**Your task:** Please work out how many of the lines below include "Habilitar". Only the number should be given.
-- Dataset records follows --
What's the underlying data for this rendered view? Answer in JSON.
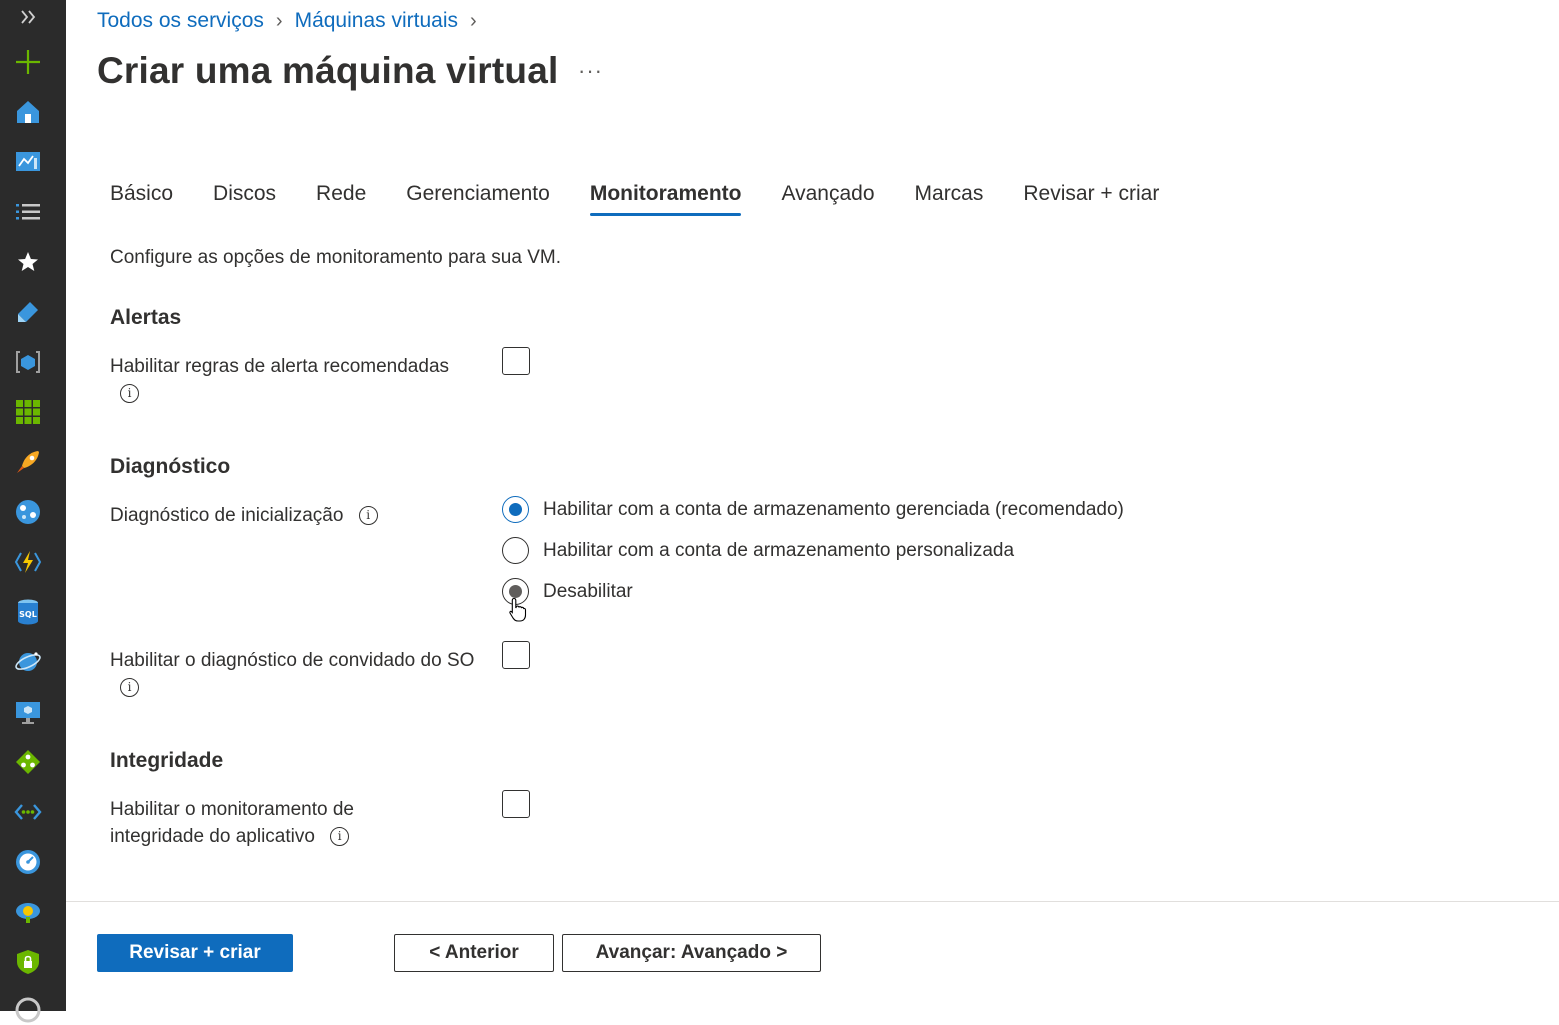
{
  "sidebar": {
    "items": [
      {
        "name": "expand-sidebar-icon"
      },
      {
        "name": "create-resource-icon"
      },
      {
        "name": "home-icon"
      },
      {
        "name": "dashboard-icon"
      },
      {
        "name": "all-services-icon"
      },
      {
        "name": "favorites-icon"
      },
      {
        "name": "devops-icon"
      },
      {
        "name": "resource-groups-icon"
      },
      {
        "name": "all-resources-icon"
      },
      {
        "name": "quickstart-icon"
      },
      {
        "name": "app-services-icon"
      },
      {
        "name": "function-app-icon"
      },
      {
        "name": "sql-databases-icon"
      },
      {
        "name": "cosmos-db-icon"
      },
      {
        "name": "virtual-machines-icon"
      },
      {
        "name": "load-balancers-icon"
      },
      {
        "name": "virtual-networks-icon"
      },
      {
        "name": "monitor-icon"
      },
      {
        "name": "advisor-icon"
      },
      {
        "name": "security-center-icon"
      }
    ]
  },
  "breadcrumb": {
    "items": [
      "Todos os serviços",
      "Máquinas virtuais"
    ]
  },
  "page_title": "Criar uma máquina virtual",
  "more_label": "···",
  "tabs": [
    {
      "label": "Básico"
    },
    {
      "label": "Discos"
    },
    {
      "label": "Rede"
    },
    {
      "label": "Gerenciamento"
    },
    {
      "label": "Monitoramento",
      "active": true
    },
    {
      "label": "Avançado"
    },
    {
      "label": "Marcas"
    },
    {
      "label": "Revisar + criar"
    }
  ],
  "description": "Configure as opções de monitoramento para sua VM.",
  "sections": {
    "alerts": {
      "title": "Alertas",
      "field_label": "Habilitar regras de alerta recomendadas",
      "checked": false
    },
    "diagnostics": {
      "title": "Diagnóstico",
      "boot_label": "Diagnóstico de inicialização",
      "boot_options": [
        "Habilitar com a conta de armazenamento gerenciada (recomendado)",
        "Habilitar com a conta de armazenamento personalizada",
        "Desabilitar"
      ],
      "boot_selected": "Habilitar com a conta de armazenamento gerenciada (recomendado)",
      "guest_label": "Habilitar o diagnóstico de convidado do SO",
      "guest_checked": false
    },
    "health": {
      "title": "Integridade",
      "field_label": "Habilitar o monitoramento de integridade do aplicativo",
      "checked": false
    }
  },
  "footer": {
    "review_create": "Revisar + criar",
    "previous": "< Anterior",
    "next": "Avançar: Avançado >"
  },
  "colors": {
    "accent": "#0f6cbd",
    "sidebar_bg": "#2b2b2b"
  }
}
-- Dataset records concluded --
**Answer to this task:** 6